"During the 1961-62 school year I made a personal investigation of each new teacher employed for that year. Included in this investigation was Ernestine Denham Talbert. My observation of the professional competency of this teacher and her teaching with the school system generally was that Ernestine Denham Talbert did not have good professional or social relations with some of the other teachers. She would not accept her responsibilities in extra-curricular activities, such as home room teacher, and she complained if occasion arose when she had to stay at school other than her regular teaching hours to take part in school activities which are a necessary part of the duties and responsibilities of a teacher and a necessary part of the educational program and in the education of a child. The action of Ernestine Denham Talbert in not accepting her responsibilities as other teachers did, caused dissention among some of the other teachers. Also, Ernestine Denham Talbert had very poor personal and social relations with the Principal, Mack Arthur Hayes, toward the end of the school year.

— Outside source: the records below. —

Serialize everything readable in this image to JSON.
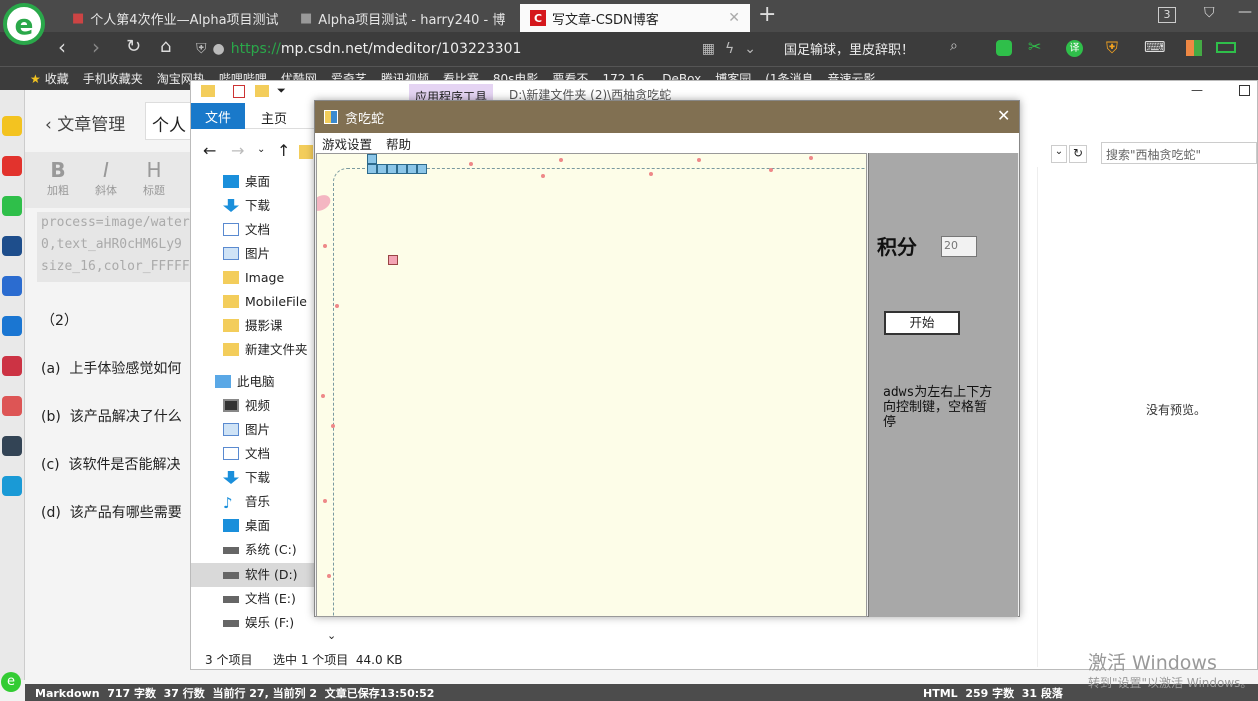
{
  "browser": {
    "tabs": [
      {
        "title": "个人第4次作业—Alpha项目测试"
      },
      {
        "title": "Alpha项目测试 - harry240 - 博"
      },
      {
        "title": "写文章-CSDN博客"
      }
    ],
    "new_tab": "+",
    "tab_count": "3",
    "url_scheme": "https://",
    "url_rest": "mp.csdn.net/mdeditor/103223301",
    "search_hint": "国足输球，里皮辞职！",
    "bookmarks": [
      "收藏",
      "手机收藏夹",
      "淘宝网热",
      "哔哩哔哩",
      "优酷网",
      "爱奇艺",
      "腾讯视频",
      "看比赛",
      "80s电影",
      "要看不",
      "172.16.",
      "DeBox",
      "博客园",
      "(1条消息",
      "音速云影"
    ]
  },
  "editor": {
    "back_label": "文章管理",
    "title_value": "个人",
    "toolbar": [
      {
        "glyph": "B",
        "label": "加粗"
      },
      {
        "glyph": "I",
        "label": "斜体"
      },
      {
        "glyph": "H",
        "label": "标题"
      }
    ],
    "code_lines": [
      "process=image/waterm",
      "0,text_aHR0cHM6Ly9",
      "size_16,color_FFFFFF"
    ],
    "paragraph_num": "（2）",
    "questions": [
      {
        "num": "(a)",
        "text": "上手体验感觉如何"
      },
      {
        "num": "(b)",
        "text": "该产品解决了什么"
      },
      {
        "num": "(c)",
        "text": "该软件是否能解决"
      },
      {
        "num": "(d)",
        "text": "该产品有哪些需要"
      }
    ],
    "status": {
      "left": "Markdown  717 字数  37 行数  当前行 27, 当前列 2  文章已保存13:50:52",
      "right": "HTML  259 字数  31 段落"
    }
  },
  "explorer": {
    "context_tab": "应用程序工具",
    "path_title": "D:\\新建文件夹 (2)\\西柚贪吃蛇",
    "ribbon": {
      "file": "文件",
      "home": "主页"
    },
    "search_placeholder": "搜索\"西柚贪吃蛇\"",
    "preview_text": "没有预览。",
    "quick_access": [
      "桌面",
      "下载",
      "文档",
      "图片",
      "Image",
      "MobileFile",
      "摄影课",
      "新建文件夹"
    ],
    "this_pc": "此电脑",
    "pc_items": [
      "视频",
      "图片",
      "文档",
      "下载",
      "音乐",
      "桌面",
      "系统 (C:)",
      "软件 (D:)",
      "文档 (E:)",
      "娱乐 (F:)"
    ],
    "status_items": "3 个项目",
    "status_selected": "选中 1 个项目  44.0 KB"
  },
  "snake": {
    "title": "贪吃蛇",
    "menu": [
      "游戏设置",
      "帮助"
    ],
    "score_label": "积分",
    "score_value": "20",
    "start_button": "开始",
    "help_text": "adws为左右上下方向控制键，空格暂停"
  },
  "watermark": {
    "line1": "激活 Windows",
    "line2": "转到\"设置\"以激活 Windows。"
  },
  "colors": {
    "browser_dark": "#3c3c3c",
    "explorer_blue": "#1979ca",
    "snake_title": "#817052",
    "board_bg": "#fdfde8",
    "snake_body": "#8cc6e8",
    "food": "#f4a4b4"
  }
}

"For the reasons heretofore stated it was my conclusion that Ernestine Denham Talbert did not meet with the professional competency which I deemed to be to the best interest of the Greene County School System. After making this investigation and observation and reaching this conclusion, I determine [sic] that in the event she were recommended for an additional contract the recommendation would not meet with my approval."
Appellant claims that such a standard is established in the case of Meredith v. Fair, 305 F.2d 341 (Court of Appeals, 5th Cir., 1962)

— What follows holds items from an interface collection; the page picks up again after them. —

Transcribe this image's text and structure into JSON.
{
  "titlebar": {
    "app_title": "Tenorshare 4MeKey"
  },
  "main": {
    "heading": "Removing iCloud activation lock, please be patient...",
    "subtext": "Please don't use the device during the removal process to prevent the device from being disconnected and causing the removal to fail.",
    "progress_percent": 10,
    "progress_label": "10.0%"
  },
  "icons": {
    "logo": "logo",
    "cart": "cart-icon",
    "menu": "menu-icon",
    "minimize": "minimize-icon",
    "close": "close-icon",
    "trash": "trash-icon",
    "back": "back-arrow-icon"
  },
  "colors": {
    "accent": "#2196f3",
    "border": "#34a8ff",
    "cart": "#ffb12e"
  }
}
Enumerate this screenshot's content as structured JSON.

In Lott v. State, 121 So. 2d 402 (1960), the Supreme Court of Mississippi, in interpreting various applicable provisions of the Mississippi Code, stated: "Although political and factional considerations should not enter into a recommendation by a county superintendent and an approval by a county board, it is not a judicial function to determine the extent to which those facts affected Lott and the board."
Superintendent Martin testified (R. 408):
"Q. But there was nothing about Mrs. Talbert's performance of her duties that caused you not to recommend her?
"A. It was lack of cooperation in the things that I have mentioned, plus the fact that she was involved in litigation which was not conducive to good work from her nor good for getting the best from the school nor good for the relations among the teachers. It was a controversial matter."
The district court found that the Government had failed to prove by a preponderance of the evidence (R. 612): "* * * that either of the defendants, in not rehiring her, did so with any intent or purpose to intimidate, threaten or coerce or create any apprehension in the mind of any negro about registering and/or voting in his county * * *."